It was morally right, some would say, considering the scale of human rights violations. But what is the price that we paid? We upset the delicate strategic balance in the region. And now will clearly be edged out by Pakistan and particularly China, which has been pursuing the encircle India policy.
Tomorrow, if Pakistan manages to bring a Kashmir centric resolution to the UN table, where does one see Sri Lanka vis-à-vis us?
In an already incendiary South Asia we have abandoned national interest due to compulsion of domestic politics. A point made in the scathing letter from a very upset Sri Lanka.
A day earlier, Mamata nominee Mukul Roy, our new and hon’able Rail Minister, removed a couple of life support tubes that his predecessor Dinesh Trivedi had provided the Railways, struggling in the ICU!
The roll-back of fare hike in all segments except first and second class A/C means that the Railways can no longer mop up the expected Rs 7,000 crore. It would instead have to settle with a paltry Rs 300 crore.
Mamata had put a gun to the head of the UPA to withdraw the tariff hike that had been proposed after nearly a decade. In the last 10 years, when the rates of electricity, diesel and coal have sky-rocketed, how then can Railways continue to sustain such humungous losses? Where will it find the money to improve its pathetic safety standards, Trivedi had rightly argued.
For the first time, there were reports of the Rail Minister putting in papers a day after presenting his maiden budget. Would the government survive was the question debated, not whether the Railways was perilously close to going the Air India way.
And once again populist politics won over national interest.
The saga has been played over and over again in the two terms of the UPA. Whether it is FDI in multi-brand retail or pension and insurance reforms, the government has been paralysed by its recalcitrant partners.
There was a time when Jayalalithaa was as whimsical about every move made by the Vajpayee-led NDA government. The headstrong Madam (of the South) had given a bitter pill right at the beginning in 1998, when her elusive support to his 13-day government led to NDA’s collapse.
In the second and more stable NDA innings, the former southern siren turned politician traumatized the old man so much that he would have heaved a sigh of relief saying, “Bhoot Uttara” (the devil has been exorcised) when she quit the coalition.
Eventually the point to debate is not how handicapped UPA is, but the nature of our federalism. Would absence of a clear mandate for national parties mean that governments remain hostage to whims of parochial state level parties? Regional politics is played out on a fairly narrow circumference of self-interest and possibly promotion of state profit to some extent. It misses the larger picture.
National parties continue to compromise to just sustain at the Centre. Under such circumstances, how do governments press ahead with what is good for the nation on the whole?
What may be partially unsavory for some is often in the consolidated good for all. Regional agendas, after all, cannot be allowed to impede national growth. We need to decide whether we want to see India tied-up and tugged from all corners or a united and self confident nation on the march?

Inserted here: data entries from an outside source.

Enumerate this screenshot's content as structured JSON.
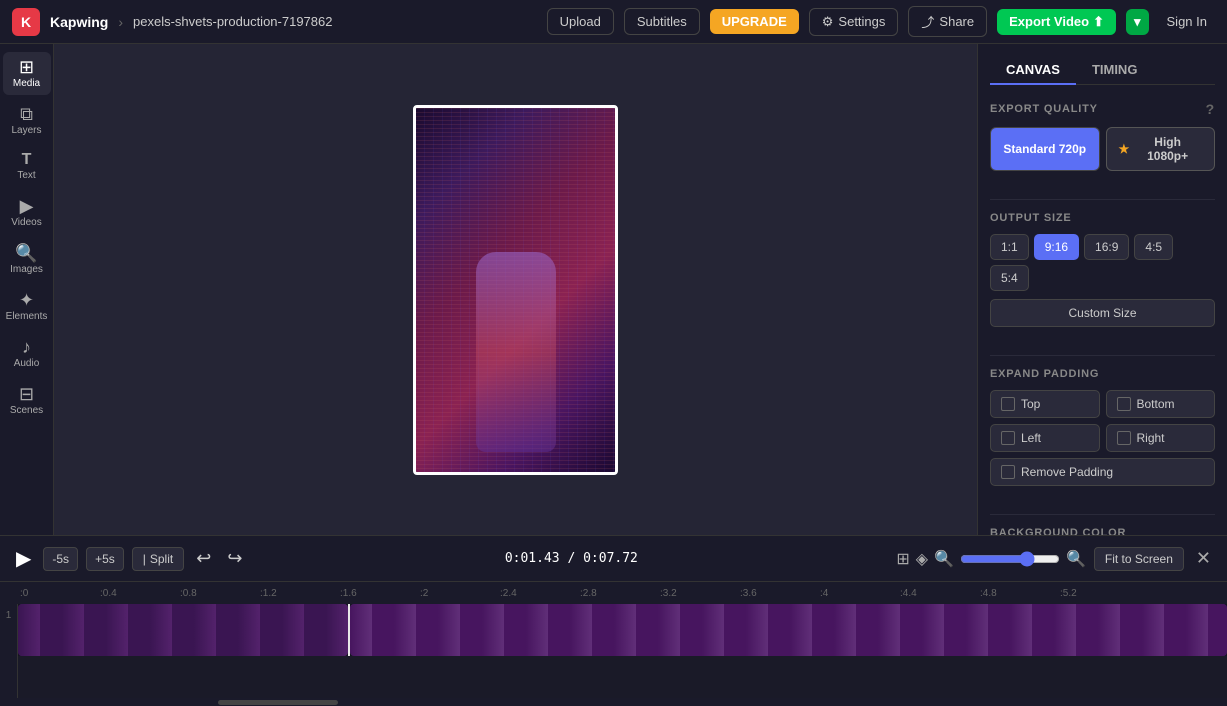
{
  "nav": {
    "brand": "Kapwing",
    "separator": "›",
    "project": "pexels-shvets-production-7197862",
    "upload_label": "Upload",
    "subtitles_label": "Subtitles",
    "upgrade_label": "UPGRADE",
    "settings_label": "Settings",
    "share_label": "Share",
    "export_label": "Export Video",
    "signin_label": "Sign In"
  },
  "sidebar": {
    "items": [
      {
        "id": "media",
        "label": "Media",
        "icon": "⊞"
      },
      {
        "id": "layers",
        "label": "Layers",
        "icon": "⧉"
      },
      {
        "id": "text",
        "label": "Text",
        "icon": "T"
      },
      {
        "id": "videos",
        "label": "Videos",
        "icon": "▶"
      },
      {
        "id": "images",
        "label": "Images",
        "icon": "🔍"
      },
      {
        "id": "elements",
        "label": "Elements",
        "icon": "✦"
      },
      {
        "id": "audio",
        "label": "Audio",
        "icon": "♪"
      },
      {
        "id": "scenes",
        "label": "Scenes",
        "icon": "⊟"
      }
    ]
  },
  "right_panel": {
    "tabs": [
      {
        "id": "canvas",
        "label": "CANVAS",
        "active": true
      },
      {
        "id": "timing",
        "label": "TIMING",
        "active": false
      }
    ],
    "export_quality": {
      "title": "EXPORT QUALITY",
      "standard_label": "Standard 720p",
      "high_label": "High 1080p+",
      "star": "★"
    },
    "output_size": {
      "title": "OUTPUT SIZE",
      "options": [
        "1:1",
        "9:16",
        "16:9",
        "4:5",
        "5:4"
      ],
      "active": "9:16",
      "custom_label": "Custom Size"
    },
    "expand_padding": {
      "title": "EXPAND PADDING",
      "options": [
        "Top",
        "Bottom",
        "Left",
        "Right"
      ],
      "remove_label": "Remove Padding"
    },
    "background_color": {
      "title": "BACKGROUND COLOR",
      "hex_value": "#ffffff",
      "swatches": [
        "#000000",
        "#333333",
        "#e63946",
        "#f5a623",
        "#2196f3"
      ]
    }
  },
  "transport": {
    "skip_back_label": "-5s",
    "skip_forward_label": "+5s",
    "split_label": "Split",
    "timecode": "0:01.43 / 0:07.72",
    "fit_screen_label": "Fit to Screen"
  },
  "timeline": {
    "ruler_ticks": [
      ":0",
      ":0.4",
      ":0.8",
      ":1.2",
      ":1.6",
      ":2",
      ":2.4",
      ":2.8",
      ":3.2",
      ":3.6",
      ":4",
      ":4.4",
      ":4.8",
      ":5.2"
    ],
    "track_number": "1"
  }
}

Unfortunately and increasingly, the answer is more than apparent.
With friends like these of any Central government, it really won’t need enemies to stop India’s progress in the tracks.